Where a line below includes the word "Transfer", copy that line.

Data records for software interfaces:

────

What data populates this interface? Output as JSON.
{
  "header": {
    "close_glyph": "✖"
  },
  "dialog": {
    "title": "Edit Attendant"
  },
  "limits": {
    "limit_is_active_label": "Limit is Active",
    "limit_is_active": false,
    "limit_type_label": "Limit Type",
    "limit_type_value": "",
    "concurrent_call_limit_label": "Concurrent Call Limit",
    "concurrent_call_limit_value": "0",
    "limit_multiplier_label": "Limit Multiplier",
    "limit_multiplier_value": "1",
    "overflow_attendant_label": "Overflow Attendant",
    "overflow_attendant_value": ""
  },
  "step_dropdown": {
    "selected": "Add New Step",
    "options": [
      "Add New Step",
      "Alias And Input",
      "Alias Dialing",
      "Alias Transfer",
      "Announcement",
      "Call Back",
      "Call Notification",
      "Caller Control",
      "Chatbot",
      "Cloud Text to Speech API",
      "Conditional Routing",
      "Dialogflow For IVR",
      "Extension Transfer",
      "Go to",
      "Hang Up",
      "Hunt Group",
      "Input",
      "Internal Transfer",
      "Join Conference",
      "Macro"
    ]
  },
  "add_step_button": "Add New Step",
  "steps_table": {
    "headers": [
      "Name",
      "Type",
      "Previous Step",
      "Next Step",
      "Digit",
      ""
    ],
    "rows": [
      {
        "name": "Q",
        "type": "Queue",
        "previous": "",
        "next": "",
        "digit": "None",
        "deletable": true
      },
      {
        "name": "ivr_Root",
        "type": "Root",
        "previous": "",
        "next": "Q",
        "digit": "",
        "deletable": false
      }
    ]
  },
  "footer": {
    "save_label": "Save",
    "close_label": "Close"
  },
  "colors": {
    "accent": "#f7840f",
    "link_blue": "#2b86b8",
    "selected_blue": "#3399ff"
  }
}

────

■ Task response ■
      "Alias Transfer",
      "Extension Transfer",
      "Internal Transfer",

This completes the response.